If you don't think people should drive the speed limit or stop at red lights, work to change the laws. Don't get angry at the police officer or traffic camera--does it really matter which one caught you?--who did their duty and wrote a ticket.

Thursday, April 9, 2009

What is Wrong Here?

I don't understand why everyone in Chattanooga is sick all the time, especially me. When we lived on the boat, we were happy and healthy. We came back to Chattanooga, and suddenly we're facing headaches, sinus infections, and chronic insomnia.

The late and beloved Forrest Cantrell always called it "the creeping crud," that raspy throat and tight cough that everyone in my household has been living with since November. I can count the days I've felt well--really well, as in "I feel like going mountain biking or hiking!"--since Thanksgiving on one finger. Every few weeks we go get antibiotics and get better for a while, but pretty soon we're back in Marlboro Country.

Maybe we can survive until the seasons finish changing, and summer burns all the germs and allergens into oblivion. Until then, I might as well buy stock in Rite Aid because I'm giving them half my paycheck anyway.

Sunday, April 5, 2009

How Not to Install a Garage Door Opener

Here is a partial list of all the ways you can maximize the fun of replacing a garage door opener.

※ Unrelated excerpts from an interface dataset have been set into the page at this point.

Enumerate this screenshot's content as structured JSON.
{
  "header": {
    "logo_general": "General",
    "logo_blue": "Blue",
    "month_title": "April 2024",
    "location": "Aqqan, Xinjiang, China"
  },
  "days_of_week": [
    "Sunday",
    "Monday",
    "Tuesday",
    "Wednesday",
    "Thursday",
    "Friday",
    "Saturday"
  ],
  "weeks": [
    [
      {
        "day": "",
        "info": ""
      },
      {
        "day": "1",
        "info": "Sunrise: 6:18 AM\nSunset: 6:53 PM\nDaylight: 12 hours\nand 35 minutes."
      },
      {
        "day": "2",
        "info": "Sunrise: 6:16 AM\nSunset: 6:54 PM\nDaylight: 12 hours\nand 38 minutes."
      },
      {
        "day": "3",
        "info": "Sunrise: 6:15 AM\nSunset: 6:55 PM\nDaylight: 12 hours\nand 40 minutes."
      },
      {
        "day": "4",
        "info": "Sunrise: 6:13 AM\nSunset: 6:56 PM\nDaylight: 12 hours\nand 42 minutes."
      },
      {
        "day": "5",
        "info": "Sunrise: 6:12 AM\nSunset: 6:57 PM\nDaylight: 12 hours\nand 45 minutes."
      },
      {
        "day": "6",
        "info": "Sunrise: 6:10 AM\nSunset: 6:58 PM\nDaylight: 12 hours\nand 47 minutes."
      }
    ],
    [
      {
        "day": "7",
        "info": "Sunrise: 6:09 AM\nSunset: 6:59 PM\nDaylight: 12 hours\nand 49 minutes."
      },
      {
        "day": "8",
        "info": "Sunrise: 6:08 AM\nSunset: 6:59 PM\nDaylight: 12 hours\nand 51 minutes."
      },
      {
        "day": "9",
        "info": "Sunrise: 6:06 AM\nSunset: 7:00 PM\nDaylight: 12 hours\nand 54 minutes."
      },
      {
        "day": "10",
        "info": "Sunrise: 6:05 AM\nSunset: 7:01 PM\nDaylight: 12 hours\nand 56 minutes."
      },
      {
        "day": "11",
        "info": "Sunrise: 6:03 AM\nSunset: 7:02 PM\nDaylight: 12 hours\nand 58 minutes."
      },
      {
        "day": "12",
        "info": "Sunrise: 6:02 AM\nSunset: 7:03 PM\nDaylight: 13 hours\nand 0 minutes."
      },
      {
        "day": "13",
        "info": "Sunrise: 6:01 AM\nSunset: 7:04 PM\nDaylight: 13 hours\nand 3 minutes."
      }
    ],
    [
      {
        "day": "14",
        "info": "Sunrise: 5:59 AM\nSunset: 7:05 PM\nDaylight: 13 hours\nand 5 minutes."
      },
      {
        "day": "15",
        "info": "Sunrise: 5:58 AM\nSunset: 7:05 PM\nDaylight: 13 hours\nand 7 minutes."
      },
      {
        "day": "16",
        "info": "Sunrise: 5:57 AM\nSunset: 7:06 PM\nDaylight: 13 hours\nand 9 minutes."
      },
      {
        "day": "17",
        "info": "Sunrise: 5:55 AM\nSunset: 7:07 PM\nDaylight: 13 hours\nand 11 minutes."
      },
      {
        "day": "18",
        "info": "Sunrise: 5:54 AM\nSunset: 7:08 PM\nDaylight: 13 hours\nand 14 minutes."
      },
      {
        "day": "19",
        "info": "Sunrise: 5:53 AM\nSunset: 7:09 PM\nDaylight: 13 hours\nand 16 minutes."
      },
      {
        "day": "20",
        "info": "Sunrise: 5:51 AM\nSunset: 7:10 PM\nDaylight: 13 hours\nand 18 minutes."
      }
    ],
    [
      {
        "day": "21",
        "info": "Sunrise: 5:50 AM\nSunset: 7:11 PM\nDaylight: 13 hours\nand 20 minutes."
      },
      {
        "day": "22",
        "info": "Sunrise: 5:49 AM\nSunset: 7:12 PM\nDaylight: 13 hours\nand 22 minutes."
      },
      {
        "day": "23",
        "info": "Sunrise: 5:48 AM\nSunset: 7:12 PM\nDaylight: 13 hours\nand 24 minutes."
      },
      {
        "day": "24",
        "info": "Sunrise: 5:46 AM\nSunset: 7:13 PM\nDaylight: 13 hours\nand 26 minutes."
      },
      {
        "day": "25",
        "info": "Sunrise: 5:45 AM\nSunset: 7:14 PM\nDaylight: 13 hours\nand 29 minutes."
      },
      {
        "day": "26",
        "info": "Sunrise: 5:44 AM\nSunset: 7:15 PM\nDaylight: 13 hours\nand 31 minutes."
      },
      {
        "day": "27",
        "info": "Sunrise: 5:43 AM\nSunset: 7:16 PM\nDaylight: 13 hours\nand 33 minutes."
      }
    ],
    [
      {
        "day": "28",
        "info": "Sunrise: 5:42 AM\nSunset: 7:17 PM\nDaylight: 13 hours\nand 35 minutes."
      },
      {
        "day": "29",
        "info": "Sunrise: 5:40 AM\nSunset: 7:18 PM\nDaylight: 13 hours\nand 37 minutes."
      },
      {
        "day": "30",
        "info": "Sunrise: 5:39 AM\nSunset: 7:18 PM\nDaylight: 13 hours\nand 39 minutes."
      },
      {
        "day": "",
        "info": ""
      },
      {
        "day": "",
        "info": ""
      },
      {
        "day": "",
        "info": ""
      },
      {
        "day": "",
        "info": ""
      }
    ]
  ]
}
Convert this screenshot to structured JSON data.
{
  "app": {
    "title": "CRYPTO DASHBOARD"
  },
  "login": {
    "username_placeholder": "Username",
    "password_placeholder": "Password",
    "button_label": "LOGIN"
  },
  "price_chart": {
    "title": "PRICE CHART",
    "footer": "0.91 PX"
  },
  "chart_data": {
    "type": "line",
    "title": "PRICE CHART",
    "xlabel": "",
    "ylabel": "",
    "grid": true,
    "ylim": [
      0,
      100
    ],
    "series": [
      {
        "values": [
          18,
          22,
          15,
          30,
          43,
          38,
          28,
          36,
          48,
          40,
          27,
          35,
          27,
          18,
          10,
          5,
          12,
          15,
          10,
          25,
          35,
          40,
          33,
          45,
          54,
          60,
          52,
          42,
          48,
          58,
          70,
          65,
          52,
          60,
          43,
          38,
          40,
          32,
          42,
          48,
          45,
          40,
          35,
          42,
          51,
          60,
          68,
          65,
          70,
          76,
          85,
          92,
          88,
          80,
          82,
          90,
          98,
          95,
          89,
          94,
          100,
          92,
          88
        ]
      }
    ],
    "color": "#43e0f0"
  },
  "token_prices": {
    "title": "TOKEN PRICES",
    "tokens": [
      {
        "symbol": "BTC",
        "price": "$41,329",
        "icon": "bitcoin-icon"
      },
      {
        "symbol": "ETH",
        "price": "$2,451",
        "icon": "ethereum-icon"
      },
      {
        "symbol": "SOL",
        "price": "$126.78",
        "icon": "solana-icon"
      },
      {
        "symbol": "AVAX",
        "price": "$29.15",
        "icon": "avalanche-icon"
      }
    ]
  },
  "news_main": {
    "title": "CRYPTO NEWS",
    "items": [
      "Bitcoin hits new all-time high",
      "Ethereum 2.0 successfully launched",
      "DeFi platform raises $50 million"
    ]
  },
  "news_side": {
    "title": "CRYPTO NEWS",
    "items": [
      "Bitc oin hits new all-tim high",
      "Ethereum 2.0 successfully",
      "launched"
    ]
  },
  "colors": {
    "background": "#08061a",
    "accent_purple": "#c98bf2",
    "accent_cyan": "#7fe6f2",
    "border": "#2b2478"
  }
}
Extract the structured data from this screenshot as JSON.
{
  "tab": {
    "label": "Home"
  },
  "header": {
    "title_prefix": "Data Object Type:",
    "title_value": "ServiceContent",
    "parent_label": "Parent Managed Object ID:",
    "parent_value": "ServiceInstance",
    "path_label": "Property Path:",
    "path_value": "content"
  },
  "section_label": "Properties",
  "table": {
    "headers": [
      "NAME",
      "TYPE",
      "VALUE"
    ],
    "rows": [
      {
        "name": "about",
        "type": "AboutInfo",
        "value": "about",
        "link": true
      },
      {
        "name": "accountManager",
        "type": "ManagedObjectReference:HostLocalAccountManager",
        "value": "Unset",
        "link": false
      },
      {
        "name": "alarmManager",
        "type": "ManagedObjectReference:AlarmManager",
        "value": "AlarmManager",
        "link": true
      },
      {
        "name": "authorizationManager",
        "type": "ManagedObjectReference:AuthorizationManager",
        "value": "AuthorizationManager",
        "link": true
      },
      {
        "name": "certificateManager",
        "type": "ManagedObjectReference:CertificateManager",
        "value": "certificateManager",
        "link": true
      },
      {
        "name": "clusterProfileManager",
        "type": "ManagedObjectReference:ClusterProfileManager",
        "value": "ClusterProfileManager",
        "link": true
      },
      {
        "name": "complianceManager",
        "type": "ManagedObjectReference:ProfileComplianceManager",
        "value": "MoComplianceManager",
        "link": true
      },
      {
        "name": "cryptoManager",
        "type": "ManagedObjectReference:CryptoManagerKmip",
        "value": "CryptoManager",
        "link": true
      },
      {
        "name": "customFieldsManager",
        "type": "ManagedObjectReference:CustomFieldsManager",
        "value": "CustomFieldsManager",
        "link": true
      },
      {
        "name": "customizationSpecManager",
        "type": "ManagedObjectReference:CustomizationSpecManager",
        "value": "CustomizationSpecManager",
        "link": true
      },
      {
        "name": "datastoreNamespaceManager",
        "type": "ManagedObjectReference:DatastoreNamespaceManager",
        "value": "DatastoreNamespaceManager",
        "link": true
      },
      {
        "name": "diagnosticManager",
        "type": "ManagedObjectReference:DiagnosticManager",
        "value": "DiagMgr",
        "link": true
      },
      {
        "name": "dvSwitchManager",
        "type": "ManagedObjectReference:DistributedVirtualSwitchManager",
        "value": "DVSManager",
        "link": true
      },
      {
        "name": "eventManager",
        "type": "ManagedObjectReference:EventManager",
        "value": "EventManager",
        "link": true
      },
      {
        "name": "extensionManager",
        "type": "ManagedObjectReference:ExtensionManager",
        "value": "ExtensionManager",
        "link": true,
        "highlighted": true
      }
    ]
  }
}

First, order the exact same model as you are replacing because you think you can just bolt the motor unit in place and be done in less than five minutes. That won't work, because the design will have changed just enough to make the new unit incompatible. Of course you could have simply replaced the faulty circuit board in the old opener, but that would have cost $80, which is far less than a whole new opener, but too much money for one little board. So yes, definitely stick to the higher ground and buy the whole kit and kaboodle.

Be sure not to read the instructions that say you have to put the rounded bolts on one side the track, and the flat bolts on the other. And please do NOT pay any heed to the warnings about removing that plastic tie wrap on the gear, because what harm could that do...unless perhaps it allowed you to rotate the chain and get the entire system out of whack so that the motor was trying to open a door that was already open. Finally, be absolutely sure that you do NOT check that the chain is on the sprocket before bolting the motor and track back into place. This way you'll get to take the entire shabang back down again to thread and tighten the chain after you just spent 20 minutes getting it bolted in place.

I you are careful to follow all of the steps above in just the right order, you can make what would have been a thirty minute job into an entire day of installing, uninstalling, installing, uninstalling, and finally collapsing in exhaustion.

One final hint: if you have been typing for five minutes on a post as I have, and then by some inexplicable combination of keystrokes manage to highlight everything you've typed and delete it in one stroke, try Control-Z. That much, to my amazement, worked.

Friday, April 3, 2009

Okay, I give up, the Mac is better!

So you make one mistake (buying a PC instead of a Mac) and you end up paying dearly. Took delivery of a new desktop PC today and Microsoft was so thrilled that I had a non-pirated copy of Windows XP that they offered a free download of Media Player 11. Not sure why I agreed to that, but I did (maybe because I thought it might include an actual codec that would one to watch DVDs--imagine that!--using something called "media player"). Suddenly Roxio Update started popping up every two minutes, asking for a CD that Dell didn't send me, and so I started googling and trying various fixes and the box hadn't popped up for a long time so I thought I'd start the LONG install of Adobe CS3. I was on DVD #4 when the Roxio box popped up and evidently killed my installation.

Say what you will, pay what you will, but this would never happen on a Mac.